My daily miles progressed from around 15 to 25-30 miles a day. My highest mile day was 36 miles. I believe the AT is physically harder than the PCT so your miles may be fewer.
It is hard on the body to walk that far every day. There is the strong chance for repetitive stress injuries. All it takes is a blister to throw your gait out of whack causing a chain reaction that can affect any joints up the chain, ankle, knee, hip. Take very good care of your feet. Wear shoes much larger than you normally do.
My diet was horrible on the PCT. I have never felt so hungry in all my life. I experienced a lot of mosquitoes and rain through Oregon and Washington so I ended up resorting to a diet of things I could eat while walking wearing a head net or under an umbrella. Mostly candy and cookies. I was shocked how high my performance was on such a bad diet. The end result was severe insulin resistance, though. After the hike I gained weight extremely rapidly, could not control my hunger, could not exercise without triggering severe hunger. Only low carb paleo saved me. You might want to read this to see that my experience is not unique. http://cduane.net/WhyHikersGetFat.html
Recently I've been doing shorter backpack trips with better paleo food. I've made homemade pemmican. It tastes terrible but the effect is really positive. It is tasty cooked as a soup base. High fat foods seem to work well for me now. I think if I did another long distance hike I would spend a lot of time dehydrating sweet potatoes, yams and other roots and tubers, dehydrating my own meats including beef heart jerky, canned chicken, slow-cooked pork tenderloin and maybe even fish. I'd make tons of "hocky pucks", muffin tins of beef tallow mixed with dried beef (pemmican), coconut, and maybe experiment with other mixtures that include dried fruits/vegetables, nuts, spices or whatever, the important thing being having a ready supply of tallow to cook and eat. I'd probably start eating peanut butter and peanuts again. I'd probably eat grains on the trip to extend my meals, perhaps dry some cooked wild rice or other unusual grains, plus I'd probably do oats, corn, quinoa and regular rice. I'd probably also go ahead and eat whatever appealed to me in trail towns.

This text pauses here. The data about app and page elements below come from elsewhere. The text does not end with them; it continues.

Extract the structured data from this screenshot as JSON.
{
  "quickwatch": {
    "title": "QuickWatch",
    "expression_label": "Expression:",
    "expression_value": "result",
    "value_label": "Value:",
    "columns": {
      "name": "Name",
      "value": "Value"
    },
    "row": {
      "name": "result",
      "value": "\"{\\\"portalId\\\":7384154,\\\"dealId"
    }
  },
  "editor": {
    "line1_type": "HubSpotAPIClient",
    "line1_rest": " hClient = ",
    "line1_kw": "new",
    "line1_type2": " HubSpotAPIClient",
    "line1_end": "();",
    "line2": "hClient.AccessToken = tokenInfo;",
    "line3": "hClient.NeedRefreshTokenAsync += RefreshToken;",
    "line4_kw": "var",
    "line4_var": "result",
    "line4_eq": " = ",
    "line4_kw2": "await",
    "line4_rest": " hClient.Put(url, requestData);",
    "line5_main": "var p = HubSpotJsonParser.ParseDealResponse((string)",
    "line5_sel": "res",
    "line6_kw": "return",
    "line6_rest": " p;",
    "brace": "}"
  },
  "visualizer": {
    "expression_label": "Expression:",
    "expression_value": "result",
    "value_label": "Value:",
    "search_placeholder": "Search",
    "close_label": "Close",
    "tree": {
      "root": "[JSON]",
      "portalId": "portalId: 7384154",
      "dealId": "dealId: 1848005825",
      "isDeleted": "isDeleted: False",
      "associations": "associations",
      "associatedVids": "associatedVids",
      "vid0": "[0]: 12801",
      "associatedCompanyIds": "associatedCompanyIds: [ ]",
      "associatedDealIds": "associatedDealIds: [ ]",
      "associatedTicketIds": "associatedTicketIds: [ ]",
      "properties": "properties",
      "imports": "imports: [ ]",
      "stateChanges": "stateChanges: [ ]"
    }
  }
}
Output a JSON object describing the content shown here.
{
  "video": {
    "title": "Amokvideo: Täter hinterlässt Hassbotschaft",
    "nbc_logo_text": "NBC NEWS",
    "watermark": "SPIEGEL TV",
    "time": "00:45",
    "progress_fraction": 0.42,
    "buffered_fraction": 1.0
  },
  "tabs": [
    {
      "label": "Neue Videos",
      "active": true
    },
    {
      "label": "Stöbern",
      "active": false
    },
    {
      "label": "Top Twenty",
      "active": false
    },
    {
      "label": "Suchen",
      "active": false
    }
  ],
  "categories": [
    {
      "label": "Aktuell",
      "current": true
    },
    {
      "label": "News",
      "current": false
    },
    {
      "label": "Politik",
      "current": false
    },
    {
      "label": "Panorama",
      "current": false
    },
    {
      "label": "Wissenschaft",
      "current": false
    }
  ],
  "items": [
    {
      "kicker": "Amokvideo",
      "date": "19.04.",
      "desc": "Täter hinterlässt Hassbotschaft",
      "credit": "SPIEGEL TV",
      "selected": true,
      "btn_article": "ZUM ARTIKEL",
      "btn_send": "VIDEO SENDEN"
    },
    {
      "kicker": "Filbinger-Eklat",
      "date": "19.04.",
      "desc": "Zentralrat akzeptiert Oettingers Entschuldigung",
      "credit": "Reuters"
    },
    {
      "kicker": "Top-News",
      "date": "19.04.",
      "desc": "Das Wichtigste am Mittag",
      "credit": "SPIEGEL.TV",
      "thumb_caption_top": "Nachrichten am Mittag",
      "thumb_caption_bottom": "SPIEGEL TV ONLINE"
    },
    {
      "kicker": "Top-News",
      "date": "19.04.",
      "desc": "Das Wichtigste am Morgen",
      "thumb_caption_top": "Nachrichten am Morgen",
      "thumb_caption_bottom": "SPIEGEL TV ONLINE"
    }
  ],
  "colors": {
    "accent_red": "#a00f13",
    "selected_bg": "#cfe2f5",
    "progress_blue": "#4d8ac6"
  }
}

I rarely ate pizza on my PCT hike, but I couldn't get enough egg and pancake breakfasts. I might skip the pancakes, but probably not skip the hashbrowns. And I'd probably just eat the bun with my triple bacon cheeseburgers. Next time I do this I'm going to go to town on ice cream and make sure I eat at least a pint at every town stop.
You have no idea how hungry you get doing a hike like this. I didn't know it was possible to be THAT hungry.
Good luck on your journey. It's an amazing thing to hike a long trail.